*What to do*. Would you set down every entry shown below, precisely as written?

*Recorded information*.
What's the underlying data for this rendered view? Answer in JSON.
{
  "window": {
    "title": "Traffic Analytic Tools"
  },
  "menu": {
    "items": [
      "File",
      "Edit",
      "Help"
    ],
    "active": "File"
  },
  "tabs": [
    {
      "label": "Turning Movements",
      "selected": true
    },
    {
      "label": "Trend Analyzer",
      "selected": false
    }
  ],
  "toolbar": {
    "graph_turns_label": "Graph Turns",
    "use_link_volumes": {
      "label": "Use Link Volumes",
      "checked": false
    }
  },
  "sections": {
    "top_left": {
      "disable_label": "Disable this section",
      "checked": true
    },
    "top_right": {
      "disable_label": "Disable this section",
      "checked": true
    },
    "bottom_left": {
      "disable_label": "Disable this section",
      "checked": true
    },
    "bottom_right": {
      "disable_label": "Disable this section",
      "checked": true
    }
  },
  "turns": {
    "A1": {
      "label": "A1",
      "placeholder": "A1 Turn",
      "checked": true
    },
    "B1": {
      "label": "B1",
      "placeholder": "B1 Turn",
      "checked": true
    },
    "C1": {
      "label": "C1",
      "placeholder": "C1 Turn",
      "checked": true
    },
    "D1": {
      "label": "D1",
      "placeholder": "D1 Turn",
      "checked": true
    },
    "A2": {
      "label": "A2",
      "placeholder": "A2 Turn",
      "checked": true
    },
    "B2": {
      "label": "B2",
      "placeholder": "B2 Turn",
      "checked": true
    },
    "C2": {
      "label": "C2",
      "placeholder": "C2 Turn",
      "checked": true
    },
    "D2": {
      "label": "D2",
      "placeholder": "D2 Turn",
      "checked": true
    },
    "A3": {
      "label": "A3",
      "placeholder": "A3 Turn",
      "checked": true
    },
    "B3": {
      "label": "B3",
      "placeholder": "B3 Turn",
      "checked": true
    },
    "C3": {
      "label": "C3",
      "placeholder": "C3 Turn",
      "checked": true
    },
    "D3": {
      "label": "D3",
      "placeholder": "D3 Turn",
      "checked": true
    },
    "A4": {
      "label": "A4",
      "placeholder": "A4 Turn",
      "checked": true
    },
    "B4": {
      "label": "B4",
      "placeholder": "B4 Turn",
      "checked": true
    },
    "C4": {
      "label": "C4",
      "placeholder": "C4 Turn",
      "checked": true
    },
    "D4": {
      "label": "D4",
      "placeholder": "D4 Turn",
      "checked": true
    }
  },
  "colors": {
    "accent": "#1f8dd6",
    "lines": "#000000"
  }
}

*Written reply*.
What's the underlying data for this rendered view? Answer in JSON.
{
  "window": {
    "title": "Traffic Analytic Tools"
  },
  "menu": {
    "items": [
      "File",
      "Edit",
      "Help"
    ],
    "active": "File"
  },
  "tabs": [
    {
      "label": "Turning Movements",
      "selected": true
    },
    {
      "label": "Trend Analyzer",
      "selected": false
    }
  ],
  "toolbar": {
    "graph_turns_label": "Graph Turns",
    "use_link_volumes": {
      "label": "Use Link Volumes",
      "checked": false
    }
  },
  "sections": {
    "top_left": {
      "disable_label": "Disable this section",
      "checked": true
    },
    "top_right": {
      "disable_label": "Disable this section",
      "checked": true
    },
    "bottom_left": {
      "disable_label": "Disable this section",
      "checked": true
    },
    "bottom_right": {
      "disable_label": "Disable this section",
      "checked": true
    }
  },
  "turns": {
    "A1": {
      "label": "A1",
      "placeholder": "A1 Turn",
      "checked": true
    },
    "B1": {
      "label": "B1",
      "placeholder": "B1 Turn",
      "checked": true
    },
    "C1": {
      "label": "C1",
      "placeholder": "C1 Turn",
      "checked": true
    },
    "D1": {
      "label": "D1",
      "placeholder": "D1 Turn",
      "checked": true
    },
    "A2": {
      "label": "A2",
      "placeholder": "A2 Turn",
      "checked": true
    },
    "B2": {
      "label": "B2",
      "placeholder": "B2 Turn",
      "checked": true
    },
    "C2": {
      "label": "C2",
      "placeholder": "C2 Turn",
      "checked": true
    },
    "D2": {
      "label": "D2",
      "placeholder": "D2 Turn",
      "checked": true
    },
    "A3": {
      "label": "A3",
      "placeholder": "A3 Turn",
      "checked": true
    },
    "B3": {
      "label": "B3",
      "placeholder": "B3 Turn",
      "checked": true
    },
    "C3": {
      "label": "C3",
      "placeholder": "C3 Turn",
      "checked": true
    },
    "D3": {
      "label": "D3",
      "placeholder": "D3 Turn",
      "checked": true
    },
    "A4": {
      "label": "A4",
      "placeholder": "A4 Turn",
      "checked": true
    },
    "B4": {
      "label": "B4",
      "placeholder": "B4 Turn",
      "checked": true
    },
    "C4": {
      "label": "C4",
      "placeholder": "C4 Turn",
      "checked": true
    },
    "D4": {
      "label": "D4",
      "placeholder": "D4 Turn",
      "checked": true
    }
  },
  "colors": {
    "accent": "#1f8dd6",
    "lines": "#000000"
  }
}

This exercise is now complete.